Season 12 of RuPaul’s Drag Race can be easily described in three words – fierce AF! If you’ve been anywhere on the internet in the past couple months, you can spot the buzz from a mile away. From supportive, loving comments under every queens’ posts on Insta, to whole Twitter accounts dedicated to subbing the show incorrectly, fans (me included) have certainly connected more to queens this season. Maybe it’s lockdown, or maybe it’s that something was lacking in the previous two seasons – vulnerability.
No contestant to me has been more vulnerable this season than Jackie Cox, an Iranian-Candian, second generation immigrant queen.
In the American-themed runway look in episode 10, Jackie took to the stage in an abaya and hijab ensemble, marking her as the first ever queen to wear a hijab on the show. Jackie has been open about her ambigious connection to her Iranian heritage. She is clearly unafraid to celebrate her roots – her pet-name for RuPaul was RuPaul-joon (meaning ‘dear’) and she entered the work room in a Minnie Mouse-style get up with her full name, Jacquline, in Farsi written on the front. But, like many immigrant children, she’s felt the pressure from her mother to push herself through further education and get a ‘proper job’.
So, am I Muslim? No. Am I Iranian? No. Can I speak Persian? No.
I’m Hindu. I’m British-Indian. I speak Hindi.
So – why do I love her? Because for the first time, she made drag race something I could share with my family.
She has paved a path for other queer immigrant-children simply by being her, and has been a tidal wave in a pond, representing bi-culturality and queerness all in one package.
Often immigrant children from the Middle East and South Asian communities share many commanilities, the struggle of being bicultural, an overlap in a food-based culture, and of course, something Jackie’s been clocked for which I empathise with so much BEING HAIRY! So as soon as Jackie started calling RuPaul RuPaul-joon, my first thought was, that’s ‘jaan’ in Hindi. And so, a connection was born.
One of the loveliest moments for me was in the first episode, when Jackie came out looking like a shining white goddess. My mum walked past the TV, caught her out of the corner of her eye and exclaimed, ‘Wow! She looks like a Bollywood actress’. My parents, although accepting of LGBTQIA+ culture often struggle to understand it. In a moment, Jackie’s cboice in style, be it intentional or not, had broken down those once inpenitrable barriers for me. She became a point of reference for me to be able to explain my love for the show and drag culture – ‘You know that Bollywood-looking drag queen, Mum? Wasn’t she so pretty?

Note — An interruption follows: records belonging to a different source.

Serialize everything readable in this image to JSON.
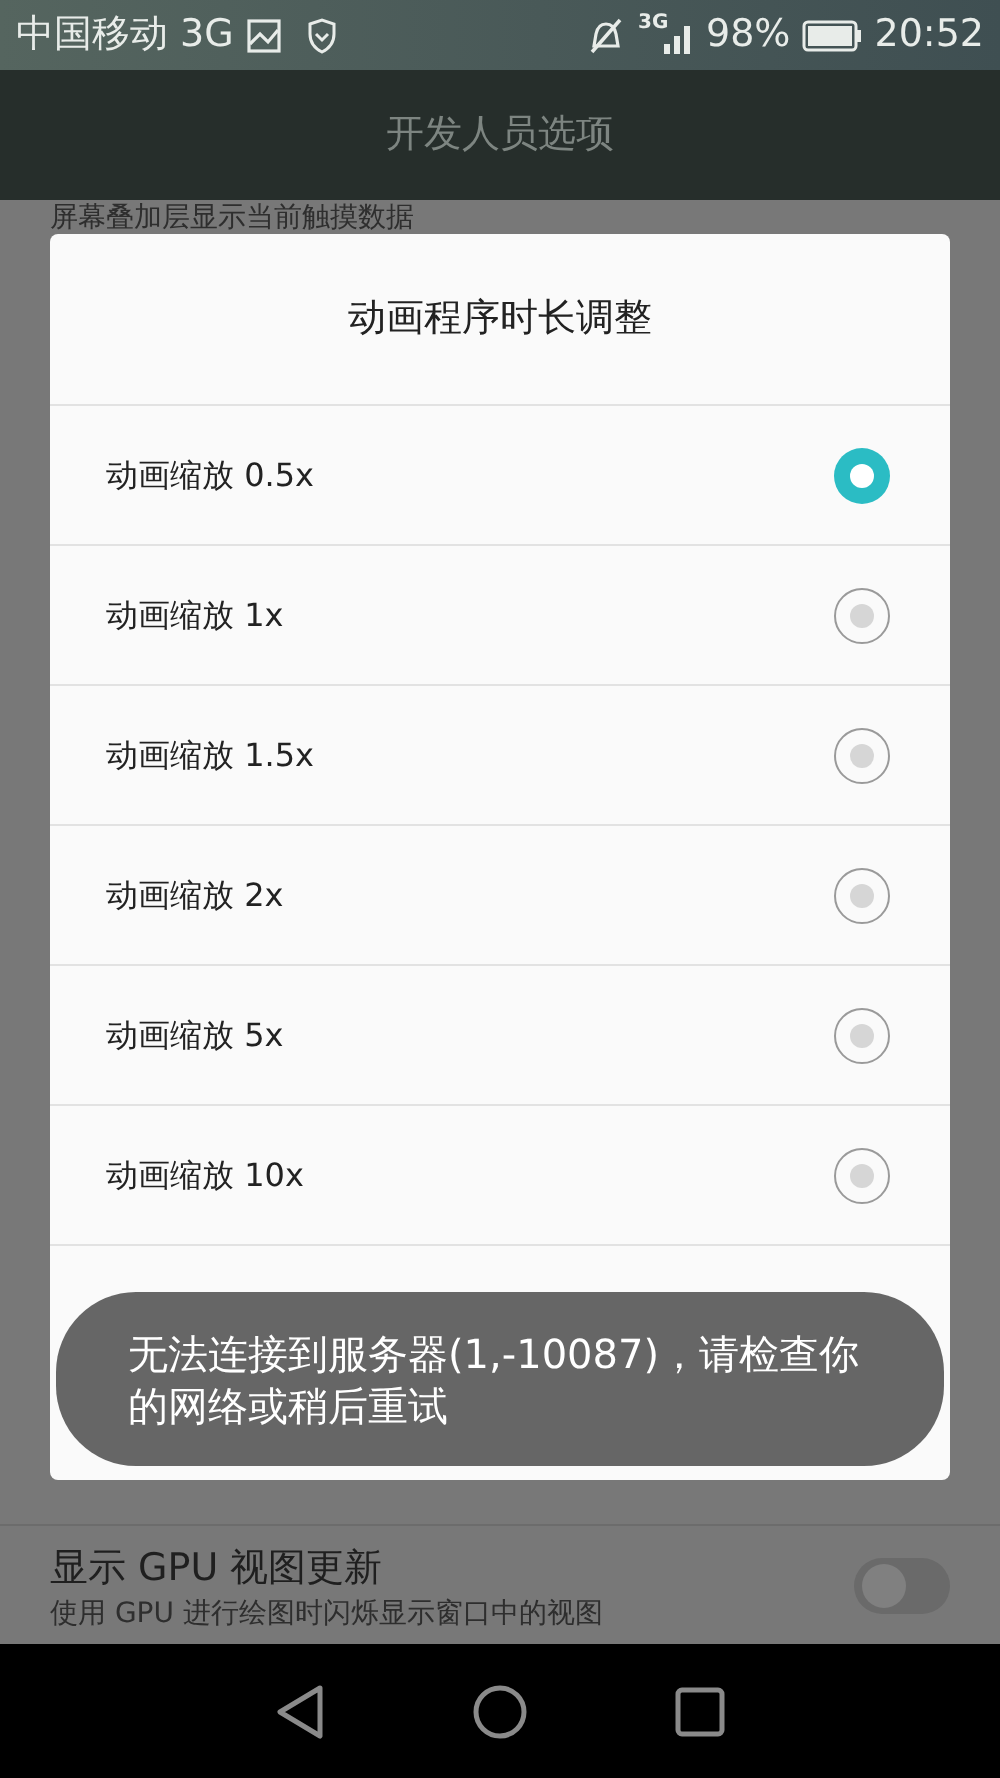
{
  "status_bar": {
    "carrier": "中国移动",
    "network": "3G",
    "signal_label": "3G",
    "battery": "98%",
    "time": "20:52"
  },
  "app_bar": {
    "title": "开发人员选项"
  },
  "background_rows": [
    {
      "kind": "subtitle",
      "subtitle": "屏幕叠加层显示当前触摸数据"
    },
    {
      "kind": "toggle",
      "on": false,
      "title": "显示 GPU 视图更新",
      "subtitle": "使用 GPU 进行绘图时闪烁显示窗口中的视图"
    }
  ],
  "dialog": {
    "title": "动画程序时长调整",
    "options": [
      {
        "label": "动画缩放 0.5x",
        "selected": true
      },
      {
        "label": "动画缩放 1x",
        "selected": false
      },
      {
        "label": "动画缩放 1.5x",
        "selected": false
      },
      {
        "label": "动画缩放 2x",
        "selected": false
      },
      {
        "label": "动画缩放 5x",
        "selected": false
      },
      {
        "label": "动画缩放 10x",
        "selected": false
      }
    ]
  },
  "toast": {
    "text": "无法连接到服务器(1,-10087)，请检查你的网络或稍后重试"
  }
}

Look, this drag queen does stuff like that too’.
To me, Jackie represents exactly what America’s next drag race superstar should have been. Her looks may not be as polished as other girls, but does that really matter right now? Never in the herstory of RuPaul’s Drag Race has a queen of Asian or Middle Eastern descent won. And of course I’m aware, a queen should be judged holistically in every department and someone’s race should not be their contending factor. However, Jackie is funny, smart, beautiful and, as past episodes have attested to, can give amazing, heartfelt performances. If nothing else, she has paved a path for other queer immigrant-children simply by being her, and been a tidal wave in a pond, representing bi-culturality and queerness all in one package.

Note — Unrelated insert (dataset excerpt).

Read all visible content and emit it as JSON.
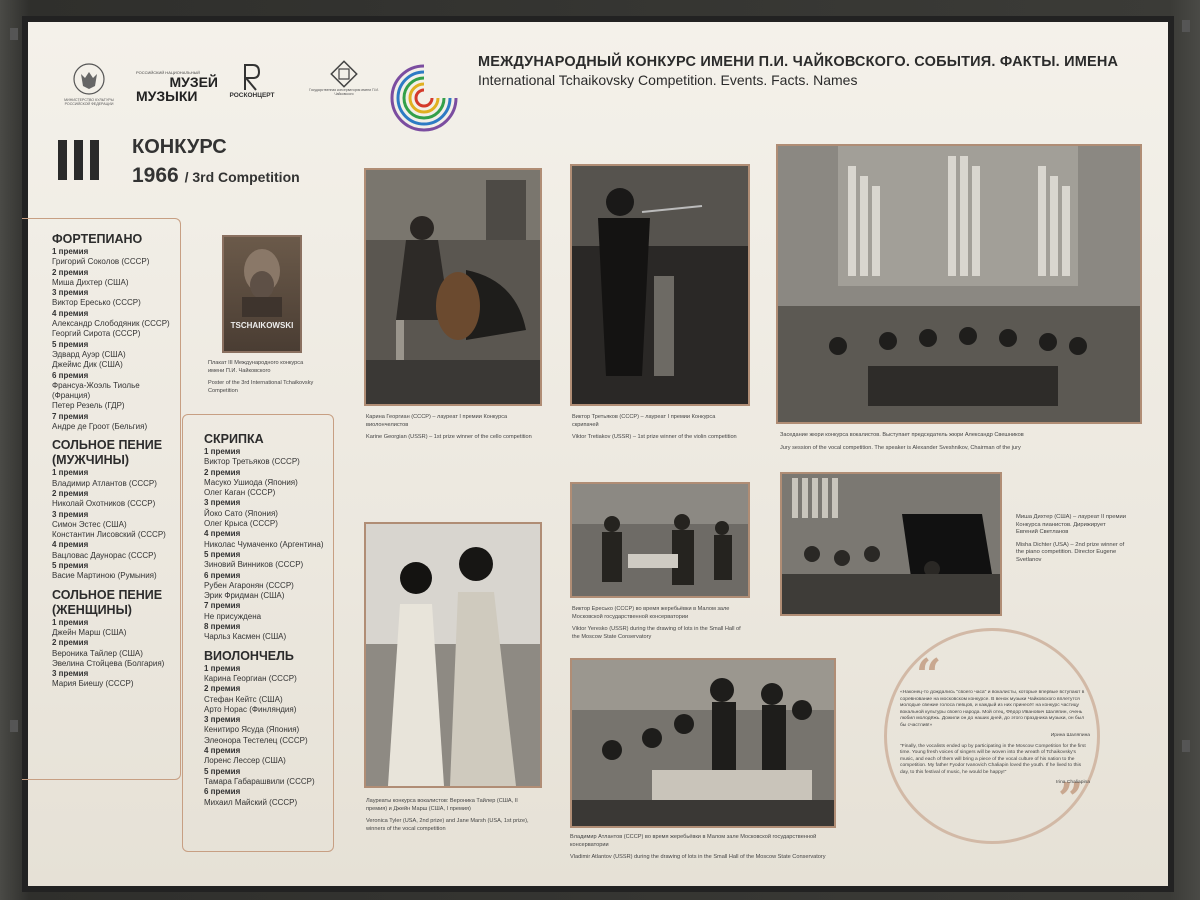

Jackie’s comment that “You can be Middle Eastern, you can be Muslim, and you can still be American,” reminded me that I can be Indian, I can be Hindu, and I can still be British in a political climate where immigrants are undervalued and belittled. I should be just as unafraid to show my culture as Jackie.
And so that’s why I, a second generation Indian immigrant, will always love Jackie Cox.